AVAILABLE DATA Start Marker

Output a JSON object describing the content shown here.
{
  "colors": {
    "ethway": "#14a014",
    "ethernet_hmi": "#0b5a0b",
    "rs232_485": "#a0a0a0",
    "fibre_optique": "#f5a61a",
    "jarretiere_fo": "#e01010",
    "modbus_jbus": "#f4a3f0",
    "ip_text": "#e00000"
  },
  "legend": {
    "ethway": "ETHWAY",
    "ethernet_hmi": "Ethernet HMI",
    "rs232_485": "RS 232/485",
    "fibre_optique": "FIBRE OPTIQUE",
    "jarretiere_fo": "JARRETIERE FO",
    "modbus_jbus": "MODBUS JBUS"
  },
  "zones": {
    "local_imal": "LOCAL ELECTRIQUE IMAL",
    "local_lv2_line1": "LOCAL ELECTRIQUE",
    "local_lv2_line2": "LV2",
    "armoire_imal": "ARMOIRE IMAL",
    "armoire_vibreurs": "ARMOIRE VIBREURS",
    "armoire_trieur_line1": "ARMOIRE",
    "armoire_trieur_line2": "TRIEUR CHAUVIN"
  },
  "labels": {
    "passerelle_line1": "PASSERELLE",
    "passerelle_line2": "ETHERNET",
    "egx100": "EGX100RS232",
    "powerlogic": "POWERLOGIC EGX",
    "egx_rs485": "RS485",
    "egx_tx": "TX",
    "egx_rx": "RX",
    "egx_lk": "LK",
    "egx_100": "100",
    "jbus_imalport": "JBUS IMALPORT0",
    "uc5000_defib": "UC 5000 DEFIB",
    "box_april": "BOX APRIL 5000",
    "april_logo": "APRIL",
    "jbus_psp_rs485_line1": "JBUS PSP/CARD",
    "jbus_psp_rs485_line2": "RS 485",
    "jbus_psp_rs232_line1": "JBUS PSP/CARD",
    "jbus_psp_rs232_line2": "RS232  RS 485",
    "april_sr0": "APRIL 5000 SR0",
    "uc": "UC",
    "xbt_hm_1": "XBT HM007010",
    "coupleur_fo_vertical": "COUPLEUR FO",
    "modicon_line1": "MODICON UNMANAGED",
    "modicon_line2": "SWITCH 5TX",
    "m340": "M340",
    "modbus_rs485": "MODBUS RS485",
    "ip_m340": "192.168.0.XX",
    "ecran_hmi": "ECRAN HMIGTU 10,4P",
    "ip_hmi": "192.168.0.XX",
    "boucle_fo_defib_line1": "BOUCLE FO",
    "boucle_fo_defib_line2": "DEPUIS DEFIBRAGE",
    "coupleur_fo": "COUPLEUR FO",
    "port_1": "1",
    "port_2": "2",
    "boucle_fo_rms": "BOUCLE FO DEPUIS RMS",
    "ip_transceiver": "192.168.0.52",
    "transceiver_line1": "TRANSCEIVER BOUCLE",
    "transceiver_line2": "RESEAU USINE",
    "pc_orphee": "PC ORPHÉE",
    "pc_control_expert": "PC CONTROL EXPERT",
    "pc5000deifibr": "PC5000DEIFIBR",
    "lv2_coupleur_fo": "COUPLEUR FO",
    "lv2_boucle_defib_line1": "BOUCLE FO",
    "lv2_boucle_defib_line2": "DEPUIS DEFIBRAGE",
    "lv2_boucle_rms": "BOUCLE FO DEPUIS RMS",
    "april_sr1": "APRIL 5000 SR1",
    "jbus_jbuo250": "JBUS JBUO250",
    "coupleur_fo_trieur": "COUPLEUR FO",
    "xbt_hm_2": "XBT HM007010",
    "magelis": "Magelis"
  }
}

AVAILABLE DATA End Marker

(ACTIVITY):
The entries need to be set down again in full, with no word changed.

(EXERCISE ANSWER):
Output a JSON object describing the content shown here.
{
  "colors": {
    "ethway": "#14a014",
    "ethernet_hmi": "#0b5a0b",
    "rs232_485": "#a0a0a0",
    "fibre_optique": "#f5a61a",
    "jarretiere_fo": "#e01010",
    "modbus_jbus": "#f4a3f0",
    "ip_text": "#e00000"
  },
  "legend": {
    "ethway": "ETHWAY",
    "ethernet_hmi": "Ethernet HMI",
    "rs232_485": "RS 232/485",
    "fibre_optique": "FIBRE OPTIQUE",
    "jarretiere_fo": "JARRETIERE FO",
    "modbus_jbus": "MODBUS JBUS"
  },
  "zones": {
    "local_imal": "LOCAL ELECTRIQUE IMAL",
    "local_lv2_line1": "LOCAL ELECTRIQUE",
    "local_lv2_line2": "LV2",
    "armoire_imal": "ARMOIRE IMAL",
    "armoire_vibreurs": "ARMOIRE VIBREURS",
    "armoire_trieur_line1": "ARMOIRE",
    "armoire_trieur_line2": "TRIEUR CHAUVIN"
  },
  "labels": {
    "passerelle_line1": "PASSERELLE",
    "passerelle_line2": "ETHERNET",
    "egx100": "EGX100RS232",
    "powerlogic": "POWERLOGIC EGX",
    "egx_rs485": "RS485",
    "egx_tx": "TX",
    "egx_rx": "RX",
    "egx_lk": "LK",
    "egx_100": "100",
    "jbus_imalport": "JBUS IMALPORT0",
    "uc5000_defib": "UC 5000 DEFIB",
    "box_april": "BOX APRIL 5000",
    "april_logo": "APRIL",
    "jbus_psp_rs485_line1": "JBUS PSP/CARD",
    "jbus_psp_rs485_line2": "RS 485",
    "jbus_psp_rs232_line1": "JBUS PSP/CARD",
    "jbus_psp_rs232_line2": "RS232  RS 485",
    "april_sr0": "APRIL 5000 SR0",
    "uc": "UC",
    "xbt_hm_1": "XBT HM007010",
    "coupleur_fo_vertical": "COUPLEUR FO",
    "modicon_line1": "MODICON UNMANAGED",
    "modicon_line2": "SWITCH 5TX",
    "m340": "M340",
    "modbus_rs485": "MODBUS RS485",
    "ip_m340": "192.168.0.XX",
    "ecran_hmi": "ECRAN HMIGTU 10,4P",
    "ip_hmi": "192.168.0.XX",
    "boucle_fo_defib_line1": "BOUCLE FO",
    "boucle_fo_defib_line2": "DEPUIS DEFIBRAGE",
    "coupleur_fo": "COUPLEUR FO",
    "port_1": "1",
    "port_2": "2",
    "boucle_fo_rms": "BOUCLE FO DEPUIS RMS",
    "ip_transceiver": "192.168.0.52",
    "transceiver_line1": "TRANSCEIVER BOUCLE",
    "transceiver_line2": "RESEAU USINE",
    "pc_orphee": "PC ORPHÉE",
    "pc_control_expert": "PC CONTROL EXPERT",
    "pc5000deifibr": "PC5000DEIFIBR",
    "lv2_coupleur_fo": "COUPLEUR FO",
    "lv2_boucle_defib_line1": "BOUCLE FO",
    "lv2_boucle_defib_line2": "DEPUIS DEFIBRAGE",
    "lv2_boucle_rms": "BOUCLE FO DEPUIS RMS",
    "april_sr1": "APRIL 5000 SR1",
    "jbus_jbuo250": "JBUS JBUO250",
    "coupleur_fo_trieur": "COUPLEUR FO",
    "xbt_hm_2": "XBT HM007010",
    "magelis": "Magelis"
  }
}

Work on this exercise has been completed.